**Exercise prompt**
Please write out every entry below, word for word.

**Data supplied**
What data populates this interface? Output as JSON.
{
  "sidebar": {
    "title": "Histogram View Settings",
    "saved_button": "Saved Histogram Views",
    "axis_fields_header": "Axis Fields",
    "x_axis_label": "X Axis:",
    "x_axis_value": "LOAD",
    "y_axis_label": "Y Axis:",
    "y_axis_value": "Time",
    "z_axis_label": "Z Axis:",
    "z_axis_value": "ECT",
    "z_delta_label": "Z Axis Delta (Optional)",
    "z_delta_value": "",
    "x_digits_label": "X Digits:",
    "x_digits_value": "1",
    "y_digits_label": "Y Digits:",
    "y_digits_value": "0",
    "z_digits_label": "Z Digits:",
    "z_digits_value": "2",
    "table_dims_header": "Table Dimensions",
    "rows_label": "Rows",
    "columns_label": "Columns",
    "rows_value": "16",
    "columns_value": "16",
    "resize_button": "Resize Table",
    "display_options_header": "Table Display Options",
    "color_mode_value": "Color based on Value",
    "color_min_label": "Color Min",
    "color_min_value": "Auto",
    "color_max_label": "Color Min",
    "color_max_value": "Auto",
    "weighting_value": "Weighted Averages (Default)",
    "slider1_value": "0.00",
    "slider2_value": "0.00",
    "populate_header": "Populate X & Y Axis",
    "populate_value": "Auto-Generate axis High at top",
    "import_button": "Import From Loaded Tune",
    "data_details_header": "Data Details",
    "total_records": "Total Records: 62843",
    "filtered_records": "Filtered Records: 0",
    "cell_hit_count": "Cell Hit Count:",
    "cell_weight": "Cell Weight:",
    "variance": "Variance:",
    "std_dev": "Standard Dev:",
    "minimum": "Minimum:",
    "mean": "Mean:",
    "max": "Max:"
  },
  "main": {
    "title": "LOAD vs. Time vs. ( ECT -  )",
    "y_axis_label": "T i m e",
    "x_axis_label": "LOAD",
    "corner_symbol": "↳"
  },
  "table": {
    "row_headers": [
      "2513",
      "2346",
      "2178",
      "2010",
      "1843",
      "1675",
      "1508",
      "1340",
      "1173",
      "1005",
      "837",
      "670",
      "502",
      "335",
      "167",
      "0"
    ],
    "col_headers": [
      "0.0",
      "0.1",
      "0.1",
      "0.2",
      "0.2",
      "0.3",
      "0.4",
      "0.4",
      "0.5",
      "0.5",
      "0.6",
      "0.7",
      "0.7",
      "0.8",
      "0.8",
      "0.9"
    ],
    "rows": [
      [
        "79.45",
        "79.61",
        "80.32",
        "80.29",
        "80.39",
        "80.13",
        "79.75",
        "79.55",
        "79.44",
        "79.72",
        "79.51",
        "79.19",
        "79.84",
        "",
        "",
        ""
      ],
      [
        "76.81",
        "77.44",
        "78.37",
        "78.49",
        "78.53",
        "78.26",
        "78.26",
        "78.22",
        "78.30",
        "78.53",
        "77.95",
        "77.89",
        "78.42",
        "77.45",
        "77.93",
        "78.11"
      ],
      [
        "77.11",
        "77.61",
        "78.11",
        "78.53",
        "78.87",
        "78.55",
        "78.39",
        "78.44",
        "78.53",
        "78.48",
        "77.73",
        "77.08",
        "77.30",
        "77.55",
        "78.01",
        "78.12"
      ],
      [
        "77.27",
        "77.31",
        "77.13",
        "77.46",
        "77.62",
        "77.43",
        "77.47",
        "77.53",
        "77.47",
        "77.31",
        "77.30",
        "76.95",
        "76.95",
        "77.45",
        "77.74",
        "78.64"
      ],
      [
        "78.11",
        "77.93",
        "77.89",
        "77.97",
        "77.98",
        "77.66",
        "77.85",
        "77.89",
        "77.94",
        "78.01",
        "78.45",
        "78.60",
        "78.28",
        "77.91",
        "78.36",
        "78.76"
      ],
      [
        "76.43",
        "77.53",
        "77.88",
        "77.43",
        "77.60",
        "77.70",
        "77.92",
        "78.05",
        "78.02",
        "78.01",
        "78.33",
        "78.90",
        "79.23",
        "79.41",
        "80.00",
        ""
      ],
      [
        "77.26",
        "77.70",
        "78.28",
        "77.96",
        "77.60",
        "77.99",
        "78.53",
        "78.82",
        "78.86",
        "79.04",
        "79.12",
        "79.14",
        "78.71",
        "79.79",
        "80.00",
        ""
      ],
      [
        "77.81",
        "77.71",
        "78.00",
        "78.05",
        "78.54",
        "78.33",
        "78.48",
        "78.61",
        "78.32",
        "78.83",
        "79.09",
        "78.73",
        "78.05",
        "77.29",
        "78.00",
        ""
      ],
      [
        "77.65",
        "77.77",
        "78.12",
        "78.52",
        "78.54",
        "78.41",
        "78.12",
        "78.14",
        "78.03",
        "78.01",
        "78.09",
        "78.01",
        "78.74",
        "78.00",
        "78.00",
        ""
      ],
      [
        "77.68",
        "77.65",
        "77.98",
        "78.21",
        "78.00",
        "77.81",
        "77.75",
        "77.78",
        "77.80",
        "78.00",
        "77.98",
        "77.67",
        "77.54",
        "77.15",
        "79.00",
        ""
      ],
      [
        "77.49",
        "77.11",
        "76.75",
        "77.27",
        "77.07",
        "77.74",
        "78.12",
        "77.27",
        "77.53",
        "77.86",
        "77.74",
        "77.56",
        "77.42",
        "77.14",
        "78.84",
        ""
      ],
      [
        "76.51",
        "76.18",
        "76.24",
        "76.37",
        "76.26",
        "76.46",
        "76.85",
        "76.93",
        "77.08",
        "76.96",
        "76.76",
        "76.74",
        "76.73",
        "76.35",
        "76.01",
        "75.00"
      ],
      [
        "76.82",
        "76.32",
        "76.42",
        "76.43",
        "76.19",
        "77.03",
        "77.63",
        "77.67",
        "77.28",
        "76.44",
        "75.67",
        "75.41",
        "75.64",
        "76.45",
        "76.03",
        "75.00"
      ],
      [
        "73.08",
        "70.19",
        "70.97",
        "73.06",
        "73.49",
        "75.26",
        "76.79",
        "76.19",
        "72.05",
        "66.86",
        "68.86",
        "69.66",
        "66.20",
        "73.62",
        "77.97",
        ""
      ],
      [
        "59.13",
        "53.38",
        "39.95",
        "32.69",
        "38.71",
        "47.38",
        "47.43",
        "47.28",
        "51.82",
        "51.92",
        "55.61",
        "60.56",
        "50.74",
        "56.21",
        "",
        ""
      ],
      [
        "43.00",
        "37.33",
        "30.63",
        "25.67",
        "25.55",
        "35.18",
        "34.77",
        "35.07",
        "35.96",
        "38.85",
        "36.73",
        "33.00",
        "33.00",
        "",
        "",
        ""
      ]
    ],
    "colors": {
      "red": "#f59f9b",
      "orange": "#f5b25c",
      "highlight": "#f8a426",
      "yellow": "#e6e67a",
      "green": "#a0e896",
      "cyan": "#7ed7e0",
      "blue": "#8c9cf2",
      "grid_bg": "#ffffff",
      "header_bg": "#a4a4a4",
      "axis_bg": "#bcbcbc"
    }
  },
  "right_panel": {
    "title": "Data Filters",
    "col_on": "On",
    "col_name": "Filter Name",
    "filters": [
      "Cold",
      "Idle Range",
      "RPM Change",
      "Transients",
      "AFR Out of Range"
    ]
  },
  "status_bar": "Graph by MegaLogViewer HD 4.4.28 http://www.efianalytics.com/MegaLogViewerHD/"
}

**Task answer**
What data populates this interface? Output as JSON.
{
  "sidebar": {
    "title": "Histogram View Settings",
    "saved_button": "Saved Histogram Views",
    "axis_fields_header": "Axis Fields",
    "x_axis_label": "X Axis:",
    "x_axis_value": "LOAD",
    "y_axis_label": "Y Axis:",
    "y_axis_value": "Time",
    "z_axis_label": "Z Axis:",
    "z_axis_value": "ECT",
    "z_delta_label": "Z Axis Delta (Optional)",
    "z_delta_value": "",
    "x_digits_label": "X Digits:",
    "x_digits_value": "1",
    "y_digits_label": "Y Digits:",
    "y_digits_value": "0",
    "z_digits_label": "Z Digits:",
    "z_digits_value": "2",
    "table_dims_header": "Table Dimensions",
    "rows_label": "Rows",
    "columns_label": "Columns",
    "rows_value": "16",
    "columns_value": "16",
    "resize_button": "Resize Table",
    "display_options_header": "Table Display Options",
    "color_mode_value": "Color based on Value",
    "color_min_label": "Color Min",
    "color_min_value": "Auto",
    "color_max_label": "Color Min",
    "color_max_value": "Auto",
    "weighting_value": "Weighted Averages (Default)",
    "slider1_value": "0.00",
    "slider2_value": "0.00",
    "populate_header": "Populate X & Y Axis",
    "populate_value": "Auto-Generate axis High at top",
    "import_button": "Import From Loaded Tune",
    "data_details_header": "Data Details",
    "total_records": "Total Records: 62843",
    "filtered_records": "Filtered Records: 0",
    "cell_hit_count": "Cell Hit Count:",
    "cell_weight": "Cell Weight:",
    "variance": "Variance:",
    "std_dev": "Standard Dev:",
    "minimum": "Minimum:",
    "mean": "Mean:",
    "max": "Max:"
  },
  "main": {
    "title": "LOAD vs. Time vs. ( ECT -  )",
    "y_axis_label": "T i m e",
    "x_axis_label": "LOAD",
    "corner_symbol": "↳"
  },
  "table": {
    "row_headers": [
      "2513",
      "2346",
      "2178",
      "2010",
      "1843",
      "1675",
      "1508",
      "1340",
      "1173",
      "1005",
      "837",
      "670",
      "502",
      "335",
      "167",
      "0"
    ],
    "col_headers": [
      "0.0",
      "0.1",
      "0.1",
      "0.2",
      "0.2",
      "0.3",
      "0.4",
      "0.4",
      "0.5",
      "0.5",
      "0.6",
      "0.7",
      "0.7",
      "0.8",
      "0.8",
      "0.9"
    ],
    "rows": [
      [
        "79.45",
        "79.61",
        "80.32",
        "80.29",
        "80.39",
        "80.13",
        "79.75",
        "79.55",
        "79.44",
        "79.72",
        "79.51",
        "79.19",
        "79.84",
        "",
        "",
        ""
      ],
      [
        "76.81",
        "77.44",
        "78.37",
        "78.49",
        "78.53",
        "78.26",
        "78.26",
        "78.22",
        "78.30",
        "78.53",
        "77.95",
        "77.89",
        "78.42",
        "77.45",
        "77.93",
        "78.11"
      ],
      [
        "77.11",
        "77.61",
        "78.11",
        "78.53",
        "78.87",
        "78.55",
        "78.39",
        "78.44",
        "78.53",
        "78.48",
        "77.73",
        "77.08",
        "77.30",
        "77.55",
        "78.01",
        "78.12"
      ],
      [
        "77.27",
        "77.31",
        "77.13",
        "77.46",
        "77.62",
        "77.43",
        "77.47",
        "77.53",
        "77.47",
        "77.31",
        "77.30",
        "76.95",
        "76.95",
        "77.45",
        "77.74",
        "78.64"
      ],
      [
        "78.11",
        "77.93",
        "77.89",
        "77.97",
        "77.98",
        "77.66",
        "77.85",
        "77.89",
        "77.94",
        "78.01",
        "78.45",
        "78.60",
        "78.28",
        "77.91",
        "78.36",
        "78.76"
      ],
      [
        "76.43",
        "77.53",
        "77.88",
        "77.43",
        "77.60",
        "77.70",
        "77.92",
        "78.05",
        "78.02",
        "78.01",
        "78.33",
        "78.90",
        "79.23",
        "79.41",
        "80.00",
        ""
      ],
      [
        "77.26",
        "77.70",
        "78.28",
        "77.96",
        "77.60",
        "77.99",
        "78.53",
        "78.82",
        "78.86",
        "79.04",
        "79.12",
        "79.14",
        "78.71",
        "79.79",
        "80.00",
        ""
      ],
      [
        "77.81",
        "77.71",
        "78.00",
        "78.05",
        "78.54",
        "78.33",
        "78.48",
        "78.61",
        "78.32",
        "78.83",
        "79.09",
        "78.73",
        "78.05",
        "77.29",
        "78.00",
        ""
      ],
      [
        "77.65",
        "77.77",
        "78.12",
        "78.52",
        "78.54",
        "78.41",
        "78.12",
        "78.14",
        "78.03",
        "78.01",
        "78.09",
        "78.01",
        "78.74",
        "78.00",
        "78.00",
        ""
      ],
      [
        "77.68",
        "77.65",
        "77.98",
        "78.21",
        "78.00",
        "77.81",
        "77.75",
        "77.78",
        "77.80",
        "78.00",
        "77.98",
        "77.67",
        "77.54",
        "77.15",
        "79.00",
        ""
      ],
      [
        "77.49",
        "77.11",
        "76.75",
        "77.27",
        "77.07",
        "77.74",
        "78.12",
        "77.27",
        "77.53",
        "77.86",
        "77.74",
        "77.56",
        "77.42",
        "77.14",
        "78.84",
        ""
      ],
      [
        "76.51",
        "76.18",
        "76.24",
        "76.37",
        "76.26",
        "76.46",
        "76.85",
        "76.93",
        "77.08",
        "76.96",
        "76.76",
        "76.74",
        "76.73",
        "76.35",
        "76.01",
        "75.00"
      ],
      [
        "76.82",
        "76.32",
        "76.42",
        "76.43",
        "76.19",
        "77.03",
        "77.63",
        "77.67",
        "77.28",
        "76.44",
        "75.67",
        "75.41",
        "75.64",
        "76.45",
        "76.03",
        "75.00"
      ],
      [
        "73.08",
        "70.19",
        "70.97",
        "73.06",
        "73.49",
        "75.26",
        "76.79",
        "76.19",
        "72.05",
        "66.86",
        "68.86",
        "69.66",
        "66.20",
        "73.62",
        "77.97",
        ""
      ],
      [
        "59.13",
        "53.38",
        "39.95",
        "32.69",
        "38.71",
        "47.38",
        "47.43",
        "47.28",
        "51.82",
        "51.92",
        "55.61",
        "60.56",
        "50.74",
        "56.21",
        "",
        ""
      ],
      [
        "43.00",
        "37.33",
        "30.63",
        "25.67",
        "25.55",
        "35.18",
        "34.77",
        "35.07",
        "35.96",
        "38.85",
        "36.73",
        "33.00",
        "33.00",
        "",
        "",
        ""
      ]
    ],
    "colors": {
      "red": "#f59f9b",
      "orange": "#f5b25c",
      "highlight": "#f8a426",
      "yellow": "#e6e67a",
      "green": "#a0e896",
      "cyan": "#7ed7e0",
      "blue": "#8c9cf2",
      "grid_bg": "#ffffff",
      "header_bg": "#a4a4a4",
      "axis_bg": "#bcbcbc"
    }
  },
  "right_panel": {
    "title": "Data Filters",
    "col_on": "On",
    "col_name": "Filter Name",
    "filters": [
      "Cold",
      "Idle Range",
      "RPM Change",
      "Transients",
      "AFR Out of Range"
    ]
  },
  "status_bar": "Graph by MegaLogViewer HD 4.4.28 http://www.efianalytics.com/MegaLogViewerHD/"
}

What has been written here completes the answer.